__The problem__: Only the lines holding "description" are wanted here; copy each from the listing.

#####

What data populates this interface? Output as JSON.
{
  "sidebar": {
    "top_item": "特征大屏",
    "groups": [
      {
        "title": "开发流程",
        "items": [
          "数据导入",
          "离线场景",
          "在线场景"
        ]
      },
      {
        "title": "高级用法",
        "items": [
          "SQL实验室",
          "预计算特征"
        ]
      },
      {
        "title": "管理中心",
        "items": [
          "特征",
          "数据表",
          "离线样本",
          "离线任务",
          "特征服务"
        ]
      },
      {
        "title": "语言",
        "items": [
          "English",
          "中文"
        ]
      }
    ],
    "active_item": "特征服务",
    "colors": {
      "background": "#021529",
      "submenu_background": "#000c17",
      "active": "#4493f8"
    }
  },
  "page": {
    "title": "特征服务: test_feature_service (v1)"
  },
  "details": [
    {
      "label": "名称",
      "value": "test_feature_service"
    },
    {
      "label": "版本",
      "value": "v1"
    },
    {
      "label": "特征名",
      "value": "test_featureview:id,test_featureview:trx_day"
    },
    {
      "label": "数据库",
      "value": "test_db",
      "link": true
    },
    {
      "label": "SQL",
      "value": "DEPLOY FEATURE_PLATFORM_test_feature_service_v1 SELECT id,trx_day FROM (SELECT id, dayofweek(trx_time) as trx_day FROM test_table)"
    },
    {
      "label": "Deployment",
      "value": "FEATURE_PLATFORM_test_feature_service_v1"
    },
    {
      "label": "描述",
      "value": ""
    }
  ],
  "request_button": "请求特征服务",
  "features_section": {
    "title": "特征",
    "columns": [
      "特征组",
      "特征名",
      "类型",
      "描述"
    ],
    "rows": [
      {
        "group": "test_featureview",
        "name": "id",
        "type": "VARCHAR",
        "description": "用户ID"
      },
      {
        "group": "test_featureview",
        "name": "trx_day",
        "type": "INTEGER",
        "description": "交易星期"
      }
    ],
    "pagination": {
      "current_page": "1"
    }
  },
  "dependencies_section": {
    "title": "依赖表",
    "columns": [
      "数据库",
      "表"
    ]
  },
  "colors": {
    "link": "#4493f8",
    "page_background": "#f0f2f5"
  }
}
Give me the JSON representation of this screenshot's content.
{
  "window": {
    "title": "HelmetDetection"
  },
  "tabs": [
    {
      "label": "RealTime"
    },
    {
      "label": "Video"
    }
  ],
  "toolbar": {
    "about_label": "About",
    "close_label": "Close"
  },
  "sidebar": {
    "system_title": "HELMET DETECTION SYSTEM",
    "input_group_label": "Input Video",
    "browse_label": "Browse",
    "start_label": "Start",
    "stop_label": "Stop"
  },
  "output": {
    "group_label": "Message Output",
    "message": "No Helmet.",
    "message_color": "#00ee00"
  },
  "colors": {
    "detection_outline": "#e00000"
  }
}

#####

__Written reply__:
        "description": "用户ID"
        "description": "交易星期"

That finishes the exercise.